WORK INSTRUCTION:
Report how many lines of the listing contain the string "text", with no other words.

STORED DATA:
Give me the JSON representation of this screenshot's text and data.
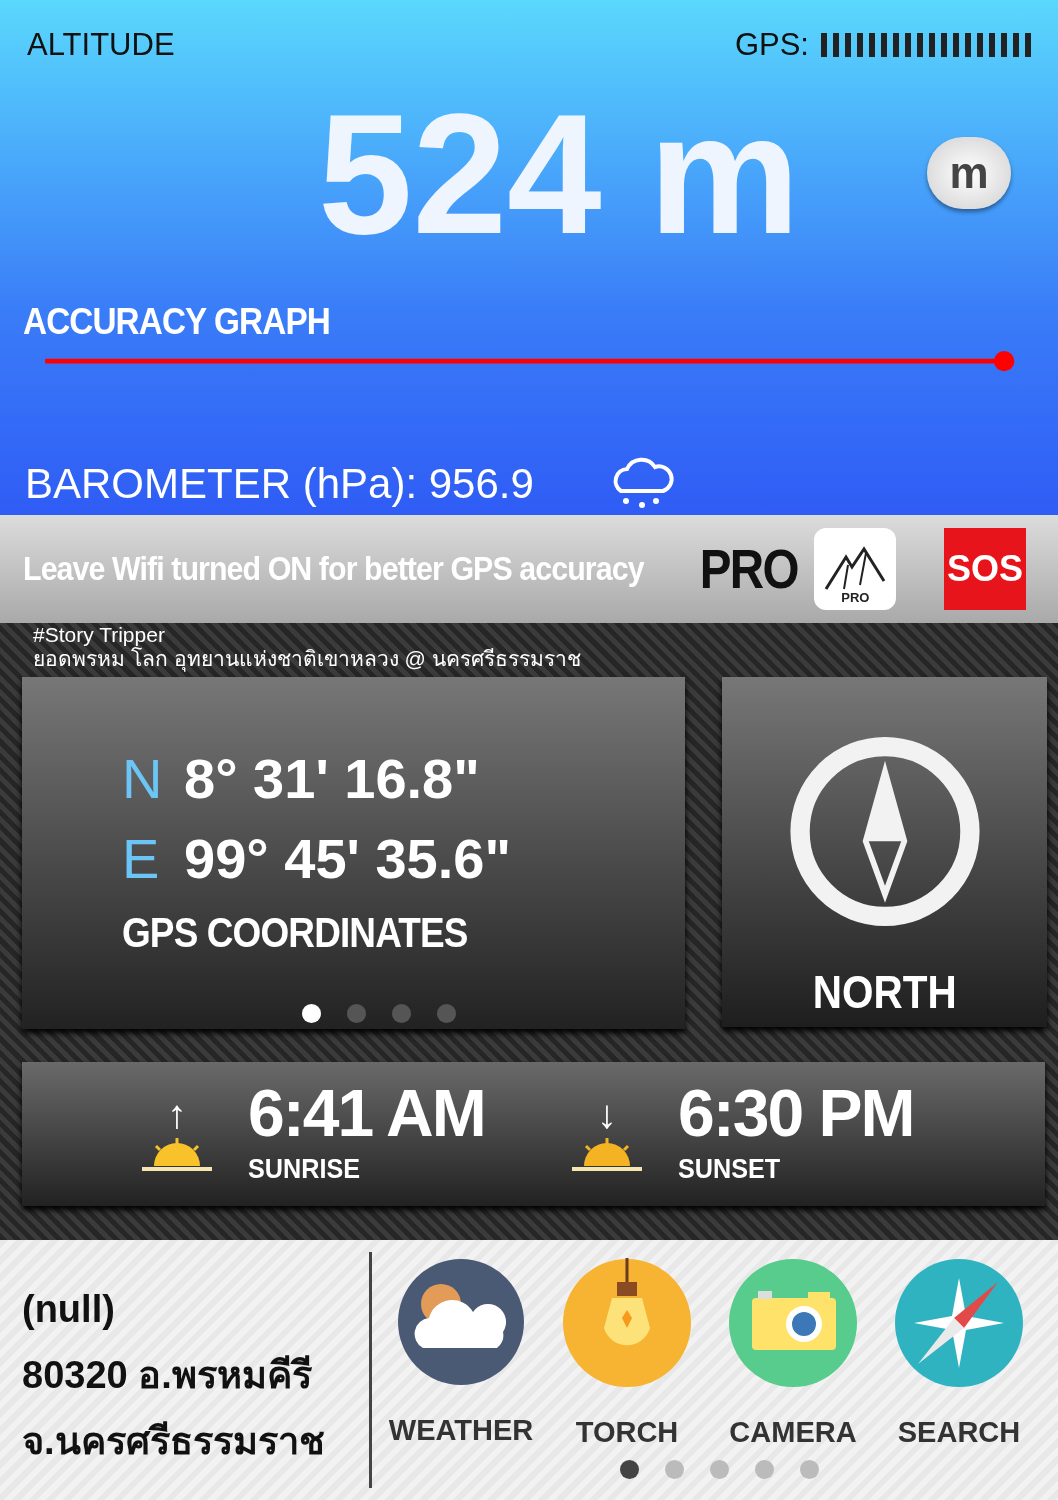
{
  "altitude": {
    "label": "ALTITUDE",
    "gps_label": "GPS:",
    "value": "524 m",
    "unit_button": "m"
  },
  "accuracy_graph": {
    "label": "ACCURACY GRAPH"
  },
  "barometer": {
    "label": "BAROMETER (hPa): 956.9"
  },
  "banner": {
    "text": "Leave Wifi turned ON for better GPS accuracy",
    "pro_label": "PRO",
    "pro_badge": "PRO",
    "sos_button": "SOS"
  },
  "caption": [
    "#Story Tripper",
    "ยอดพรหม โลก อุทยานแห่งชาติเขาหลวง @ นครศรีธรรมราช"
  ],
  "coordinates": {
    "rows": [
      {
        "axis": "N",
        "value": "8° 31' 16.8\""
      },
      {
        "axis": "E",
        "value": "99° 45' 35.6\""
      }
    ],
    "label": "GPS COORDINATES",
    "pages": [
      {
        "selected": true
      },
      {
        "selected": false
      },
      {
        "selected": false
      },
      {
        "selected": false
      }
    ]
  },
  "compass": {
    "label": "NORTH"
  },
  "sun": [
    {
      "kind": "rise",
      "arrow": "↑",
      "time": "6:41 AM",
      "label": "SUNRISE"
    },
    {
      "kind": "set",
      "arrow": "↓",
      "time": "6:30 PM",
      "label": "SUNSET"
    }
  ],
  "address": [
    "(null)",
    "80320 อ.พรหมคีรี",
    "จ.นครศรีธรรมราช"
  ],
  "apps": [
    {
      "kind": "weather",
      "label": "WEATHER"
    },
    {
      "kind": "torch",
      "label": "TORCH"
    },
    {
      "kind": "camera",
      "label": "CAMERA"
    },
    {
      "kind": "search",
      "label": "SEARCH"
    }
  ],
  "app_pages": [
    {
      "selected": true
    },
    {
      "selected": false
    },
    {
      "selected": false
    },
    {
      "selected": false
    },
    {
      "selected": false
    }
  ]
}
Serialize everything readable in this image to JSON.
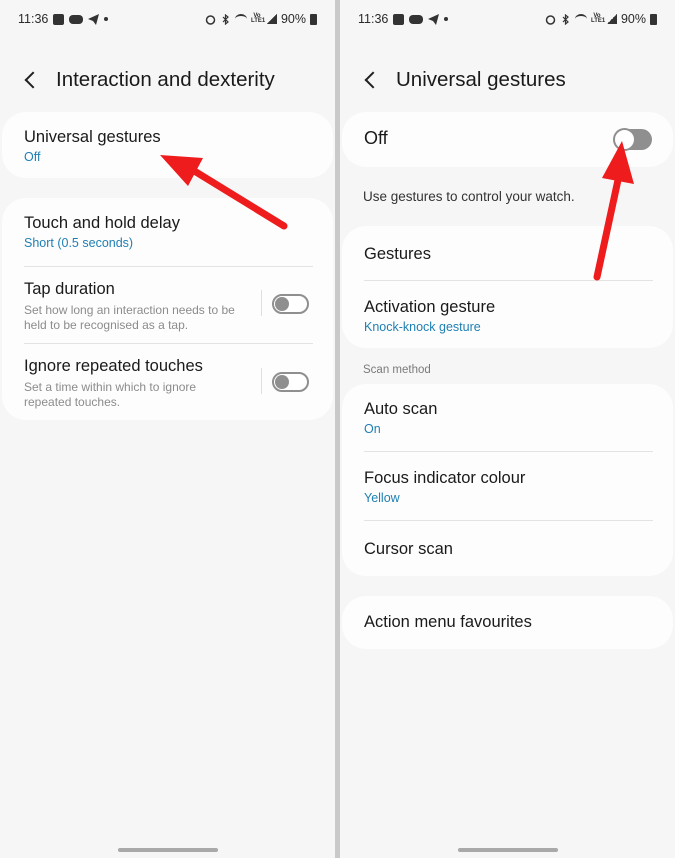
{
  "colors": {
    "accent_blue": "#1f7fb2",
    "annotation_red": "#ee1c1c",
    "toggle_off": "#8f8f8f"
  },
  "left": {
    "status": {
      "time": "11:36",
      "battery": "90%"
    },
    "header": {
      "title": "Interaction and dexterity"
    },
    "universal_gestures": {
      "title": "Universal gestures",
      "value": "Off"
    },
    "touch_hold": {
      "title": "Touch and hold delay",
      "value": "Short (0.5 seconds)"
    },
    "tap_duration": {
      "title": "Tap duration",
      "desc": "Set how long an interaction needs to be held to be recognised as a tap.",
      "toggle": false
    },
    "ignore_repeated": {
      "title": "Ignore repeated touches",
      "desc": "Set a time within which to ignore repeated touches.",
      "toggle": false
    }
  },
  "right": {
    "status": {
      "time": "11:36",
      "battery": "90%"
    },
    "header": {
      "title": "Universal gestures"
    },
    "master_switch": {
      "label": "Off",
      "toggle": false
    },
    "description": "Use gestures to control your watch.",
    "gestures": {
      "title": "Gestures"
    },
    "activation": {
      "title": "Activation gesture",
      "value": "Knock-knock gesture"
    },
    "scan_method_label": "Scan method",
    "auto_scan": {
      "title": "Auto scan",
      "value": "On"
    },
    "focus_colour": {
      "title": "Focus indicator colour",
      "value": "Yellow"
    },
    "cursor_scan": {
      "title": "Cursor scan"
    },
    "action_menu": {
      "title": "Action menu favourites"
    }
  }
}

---

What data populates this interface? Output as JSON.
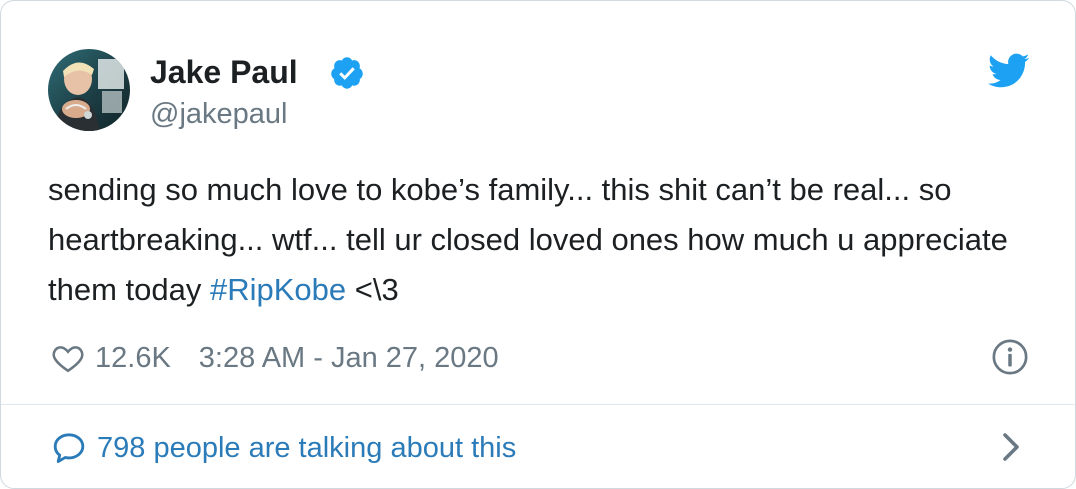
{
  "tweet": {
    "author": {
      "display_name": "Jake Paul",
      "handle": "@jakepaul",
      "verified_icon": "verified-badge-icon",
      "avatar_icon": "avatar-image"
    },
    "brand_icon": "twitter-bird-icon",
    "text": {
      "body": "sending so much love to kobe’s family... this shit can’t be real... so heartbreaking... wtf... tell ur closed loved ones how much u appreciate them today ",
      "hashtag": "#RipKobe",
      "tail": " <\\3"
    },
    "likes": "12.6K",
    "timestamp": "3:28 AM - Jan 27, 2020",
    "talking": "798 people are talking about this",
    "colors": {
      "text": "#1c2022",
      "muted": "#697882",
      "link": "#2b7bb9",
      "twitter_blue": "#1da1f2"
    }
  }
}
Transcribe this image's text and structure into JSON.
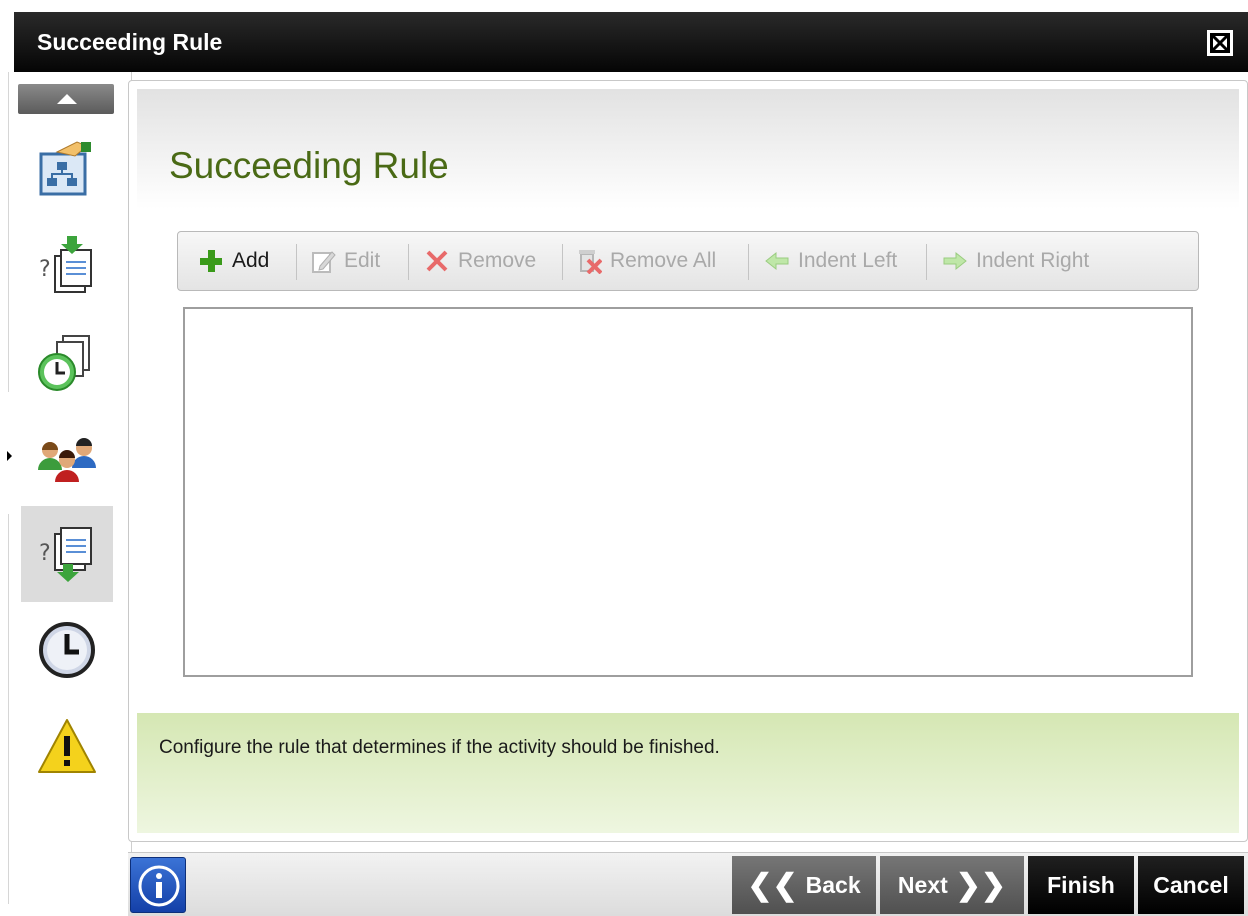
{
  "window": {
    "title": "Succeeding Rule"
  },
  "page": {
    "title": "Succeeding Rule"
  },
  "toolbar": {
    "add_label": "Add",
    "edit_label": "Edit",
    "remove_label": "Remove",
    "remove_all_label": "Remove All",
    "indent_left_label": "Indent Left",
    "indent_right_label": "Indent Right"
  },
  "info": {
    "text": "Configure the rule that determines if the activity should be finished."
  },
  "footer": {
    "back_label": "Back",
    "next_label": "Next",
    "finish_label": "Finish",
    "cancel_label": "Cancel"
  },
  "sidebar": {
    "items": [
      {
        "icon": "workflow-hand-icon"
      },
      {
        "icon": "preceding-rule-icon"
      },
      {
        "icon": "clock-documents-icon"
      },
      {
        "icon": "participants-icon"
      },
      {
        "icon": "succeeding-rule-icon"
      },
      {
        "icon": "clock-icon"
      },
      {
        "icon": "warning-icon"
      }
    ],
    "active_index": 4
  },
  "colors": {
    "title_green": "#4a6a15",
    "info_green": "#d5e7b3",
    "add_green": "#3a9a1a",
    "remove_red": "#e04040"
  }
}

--

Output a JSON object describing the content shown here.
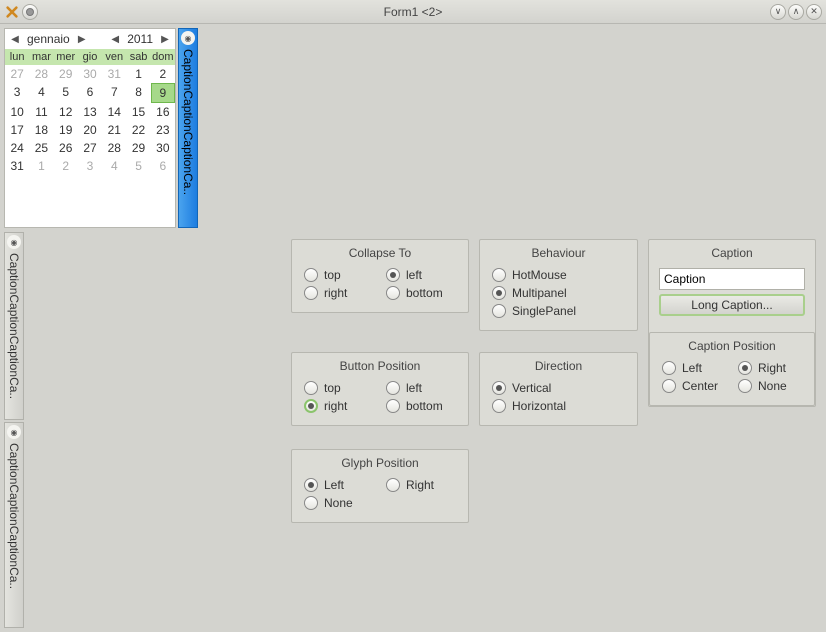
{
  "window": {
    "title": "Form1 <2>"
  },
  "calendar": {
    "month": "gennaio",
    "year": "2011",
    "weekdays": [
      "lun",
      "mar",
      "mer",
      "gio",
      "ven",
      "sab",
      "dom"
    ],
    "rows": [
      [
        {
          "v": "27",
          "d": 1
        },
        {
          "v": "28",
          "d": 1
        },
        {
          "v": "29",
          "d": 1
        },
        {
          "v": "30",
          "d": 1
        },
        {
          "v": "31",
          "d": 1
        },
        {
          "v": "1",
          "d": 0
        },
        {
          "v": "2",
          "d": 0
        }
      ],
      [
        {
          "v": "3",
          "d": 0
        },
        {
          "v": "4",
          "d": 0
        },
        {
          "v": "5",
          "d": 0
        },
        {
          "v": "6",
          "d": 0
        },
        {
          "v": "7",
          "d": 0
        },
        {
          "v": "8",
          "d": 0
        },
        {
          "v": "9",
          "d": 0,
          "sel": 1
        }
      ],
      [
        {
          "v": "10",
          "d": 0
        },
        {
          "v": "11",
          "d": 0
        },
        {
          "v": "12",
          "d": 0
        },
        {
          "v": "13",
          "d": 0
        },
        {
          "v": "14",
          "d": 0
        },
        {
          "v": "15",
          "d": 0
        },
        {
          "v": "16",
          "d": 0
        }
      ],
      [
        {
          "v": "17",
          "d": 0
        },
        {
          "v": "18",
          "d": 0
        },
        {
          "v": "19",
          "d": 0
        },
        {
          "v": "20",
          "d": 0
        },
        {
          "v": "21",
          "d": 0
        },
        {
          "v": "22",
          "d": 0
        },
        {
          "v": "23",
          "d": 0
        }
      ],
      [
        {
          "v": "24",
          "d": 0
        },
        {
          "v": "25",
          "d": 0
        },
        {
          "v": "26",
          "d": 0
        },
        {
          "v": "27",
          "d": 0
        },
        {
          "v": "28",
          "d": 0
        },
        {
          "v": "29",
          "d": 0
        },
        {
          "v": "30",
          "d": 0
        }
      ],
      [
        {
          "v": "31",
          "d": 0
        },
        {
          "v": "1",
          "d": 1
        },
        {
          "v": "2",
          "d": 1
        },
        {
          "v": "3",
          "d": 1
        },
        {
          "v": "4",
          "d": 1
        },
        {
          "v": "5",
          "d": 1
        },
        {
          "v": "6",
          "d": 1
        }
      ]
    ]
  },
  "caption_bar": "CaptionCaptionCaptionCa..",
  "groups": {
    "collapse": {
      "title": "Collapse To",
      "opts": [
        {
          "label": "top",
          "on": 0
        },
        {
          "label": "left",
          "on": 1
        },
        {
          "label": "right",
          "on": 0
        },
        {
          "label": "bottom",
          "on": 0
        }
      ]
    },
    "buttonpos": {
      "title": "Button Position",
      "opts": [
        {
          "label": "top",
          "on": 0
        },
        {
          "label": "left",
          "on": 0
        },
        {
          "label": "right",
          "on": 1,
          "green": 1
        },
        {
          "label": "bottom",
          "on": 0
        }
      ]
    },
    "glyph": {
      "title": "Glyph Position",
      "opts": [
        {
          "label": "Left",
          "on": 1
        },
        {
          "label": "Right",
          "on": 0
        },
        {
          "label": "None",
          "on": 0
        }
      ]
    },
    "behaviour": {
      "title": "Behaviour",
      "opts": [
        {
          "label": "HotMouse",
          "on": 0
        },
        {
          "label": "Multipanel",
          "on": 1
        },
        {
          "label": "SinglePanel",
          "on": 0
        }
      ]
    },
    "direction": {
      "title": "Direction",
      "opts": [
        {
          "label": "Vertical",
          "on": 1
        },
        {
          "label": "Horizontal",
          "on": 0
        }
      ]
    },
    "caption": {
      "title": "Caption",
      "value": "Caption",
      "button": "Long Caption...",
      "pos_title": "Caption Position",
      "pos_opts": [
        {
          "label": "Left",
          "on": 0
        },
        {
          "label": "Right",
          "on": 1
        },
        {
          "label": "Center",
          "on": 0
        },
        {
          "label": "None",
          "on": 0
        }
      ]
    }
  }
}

ANSWER FOR THE TASK:
6